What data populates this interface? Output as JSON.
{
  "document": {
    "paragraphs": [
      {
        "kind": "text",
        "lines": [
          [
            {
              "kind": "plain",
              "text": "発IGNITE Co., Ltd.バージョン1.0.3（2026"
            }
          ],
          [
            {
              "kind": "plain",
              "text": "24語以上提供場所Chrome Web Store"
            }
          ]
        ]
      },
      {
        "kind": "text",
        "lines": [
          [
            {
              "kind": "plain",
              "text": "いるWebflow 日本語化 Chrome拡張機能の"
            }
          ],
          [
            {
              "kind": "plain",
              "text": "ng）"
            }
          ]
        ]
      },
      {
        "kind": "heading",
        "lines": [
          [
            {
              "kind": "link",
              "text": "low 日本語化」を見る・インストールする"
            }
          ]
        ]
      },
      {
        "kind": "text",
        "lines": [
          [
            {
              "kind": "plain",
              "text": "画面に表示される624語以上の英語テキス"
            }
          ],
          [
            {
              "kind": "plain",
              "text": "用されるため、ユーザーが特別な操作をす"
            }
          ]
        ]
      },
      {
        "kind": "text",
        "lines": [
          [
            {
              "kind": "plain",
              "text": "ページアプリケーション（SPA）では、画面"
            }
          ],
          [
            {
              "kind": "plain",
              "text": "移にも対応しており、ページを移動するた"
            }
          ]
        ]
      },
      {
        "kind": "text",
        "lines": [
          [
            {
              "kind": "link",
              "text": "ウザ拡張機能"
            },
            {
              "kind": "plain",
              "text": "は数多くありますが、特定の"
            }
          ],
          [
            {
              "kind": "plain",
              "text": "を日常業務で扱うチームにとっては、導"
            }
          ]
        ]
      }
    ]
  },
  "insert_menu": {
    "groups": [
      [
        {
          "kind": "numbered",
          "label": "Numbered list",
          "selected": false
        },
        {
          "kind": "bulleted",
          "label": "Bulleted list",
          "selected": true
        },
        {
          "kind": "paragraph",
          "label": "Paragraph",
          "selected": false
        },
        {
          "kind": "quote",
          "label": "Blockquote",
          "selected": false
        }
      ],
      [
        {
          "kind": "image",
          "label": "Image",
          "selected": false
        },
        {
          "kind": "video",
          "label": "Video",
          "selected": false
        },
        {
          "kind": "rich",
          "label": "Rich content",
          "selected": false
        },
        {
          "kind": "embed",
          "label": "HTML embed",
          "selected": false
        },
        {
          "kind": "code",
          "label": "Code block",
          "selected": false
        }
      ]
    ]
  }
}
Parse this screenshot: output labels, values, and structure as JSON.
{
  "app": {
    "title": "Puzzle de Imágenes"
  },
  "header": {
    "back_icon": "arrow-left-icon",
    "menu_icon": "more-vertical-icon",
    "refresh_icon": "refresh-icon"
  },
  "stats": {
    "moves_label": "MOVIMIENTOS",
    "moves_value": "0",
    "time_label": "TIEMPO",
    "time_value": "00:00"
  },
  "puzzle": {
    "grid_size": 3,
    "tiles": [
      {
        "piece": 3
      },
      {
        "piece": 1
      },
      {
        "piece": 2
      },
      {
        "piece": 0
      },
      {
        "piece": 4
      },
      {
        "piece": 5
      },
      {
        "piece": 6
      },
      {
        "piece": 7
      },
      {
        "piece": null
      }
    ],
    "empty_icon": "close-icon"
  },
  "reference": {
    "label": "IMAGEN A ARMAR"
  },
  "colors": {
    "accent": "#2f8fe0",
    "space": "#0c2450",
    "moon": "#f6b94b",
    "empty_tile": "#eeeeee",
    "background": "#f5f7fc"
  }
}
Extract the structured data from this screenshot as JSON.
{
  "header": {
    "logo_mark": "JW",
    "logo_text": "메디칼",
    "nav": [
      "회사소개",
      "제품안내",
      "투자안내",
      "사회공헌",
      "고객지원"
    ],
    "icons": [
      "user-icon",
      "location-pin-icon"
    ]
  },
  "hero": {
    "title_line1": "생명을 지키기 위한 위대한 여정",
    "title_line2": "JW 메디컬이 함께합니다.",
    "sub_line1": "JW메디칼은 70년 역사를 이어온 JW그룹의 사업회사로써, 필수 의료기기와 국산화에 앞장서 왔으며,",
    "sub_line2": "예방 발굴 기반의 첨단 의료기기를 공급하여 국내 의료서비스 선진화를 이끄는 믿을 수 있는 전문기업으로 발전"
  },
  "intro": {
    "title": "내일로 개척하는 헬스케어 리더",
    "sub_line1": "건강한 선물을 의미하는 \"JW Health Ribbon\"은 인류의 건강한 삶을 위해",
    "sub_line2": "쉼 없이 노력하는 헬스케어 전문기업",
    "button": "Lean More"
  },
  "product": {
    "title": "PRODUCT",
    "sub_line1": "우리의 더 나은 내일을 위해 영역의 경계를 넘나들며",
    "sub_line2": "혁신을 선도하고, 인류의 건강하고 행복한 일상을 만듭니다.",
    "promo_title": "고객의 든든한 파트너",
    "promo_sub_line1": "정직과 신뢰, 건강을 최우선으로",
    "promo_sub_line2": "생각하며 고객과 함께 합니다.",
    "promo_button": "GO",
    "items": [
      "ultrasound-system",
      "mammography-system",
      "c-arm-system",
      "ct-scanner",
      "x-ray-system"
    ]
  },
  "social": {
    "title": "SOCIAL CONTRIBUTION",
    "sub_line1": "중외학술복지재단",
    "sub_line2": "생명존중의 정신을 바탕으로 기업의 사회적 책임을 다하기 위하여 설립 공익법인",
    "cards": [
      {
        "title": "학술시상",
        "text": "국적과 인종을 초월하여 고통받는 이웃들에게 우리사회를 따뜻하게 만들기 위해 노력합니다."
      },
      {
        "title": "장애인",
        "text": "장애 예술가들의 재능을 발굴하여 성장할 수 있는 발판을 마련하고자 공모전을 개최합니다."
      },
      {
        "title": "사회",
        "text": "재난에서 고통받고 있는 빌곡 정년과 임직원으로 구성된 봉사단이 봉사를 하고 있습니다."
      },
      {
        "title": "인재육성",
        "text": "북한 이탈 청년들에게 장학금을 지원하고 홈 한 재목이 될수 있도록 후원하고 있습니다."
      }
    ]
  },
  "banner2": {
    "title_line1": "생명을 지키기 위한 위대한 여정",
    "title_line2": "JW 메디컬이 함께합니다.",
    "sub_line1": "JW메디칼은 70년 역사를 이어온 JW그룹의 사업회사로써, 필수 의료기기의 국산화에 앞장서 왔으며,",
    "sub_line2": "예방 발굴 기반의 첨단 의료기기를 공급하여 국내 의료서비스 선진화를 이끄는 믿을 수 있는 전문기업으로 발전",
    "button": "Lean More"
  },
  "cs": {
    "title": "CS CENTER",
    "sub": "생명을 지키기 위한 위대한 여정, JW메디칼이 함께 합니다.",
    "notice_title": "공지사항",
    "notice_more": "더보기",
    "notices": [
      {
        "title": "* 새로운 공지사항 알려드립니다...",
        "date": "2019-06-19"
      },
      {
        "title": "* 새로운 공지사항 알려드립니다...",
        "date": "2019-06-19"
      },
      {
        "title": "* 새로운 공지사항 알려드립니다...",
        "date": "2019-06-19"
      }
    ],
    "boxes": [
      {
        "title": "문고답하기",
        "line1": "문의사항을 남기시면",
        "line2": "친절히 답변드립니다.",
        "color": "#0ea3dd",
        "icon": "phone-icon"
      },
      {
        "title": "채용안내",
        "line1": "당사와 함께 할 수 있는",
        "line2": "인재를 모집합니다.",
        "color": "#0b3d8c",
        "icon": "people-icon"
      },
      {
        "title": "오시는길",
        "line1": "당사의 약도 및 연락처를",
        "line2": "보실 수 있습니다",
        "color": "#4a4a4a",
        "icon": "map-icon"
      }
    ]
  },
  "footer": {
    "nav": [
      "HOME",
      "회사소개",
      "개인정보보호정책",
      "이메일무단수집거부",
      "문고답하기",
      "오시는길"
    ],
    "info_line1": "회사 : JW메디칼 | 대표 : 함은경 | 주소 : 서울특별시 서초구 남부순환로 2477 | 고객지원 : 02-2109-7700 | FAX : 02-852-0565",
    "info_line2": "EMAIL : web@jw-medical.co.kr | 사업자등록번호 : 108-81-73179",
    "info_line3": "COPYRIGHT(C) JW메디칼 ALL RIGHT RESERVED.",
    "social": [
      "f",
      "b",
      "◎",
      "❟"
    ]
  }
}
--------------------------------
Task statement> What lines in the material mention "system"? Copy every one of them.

Response>
      "ultrasound-system",
      "mammography-system",
      "c-arm-system",
      "x-ray-system"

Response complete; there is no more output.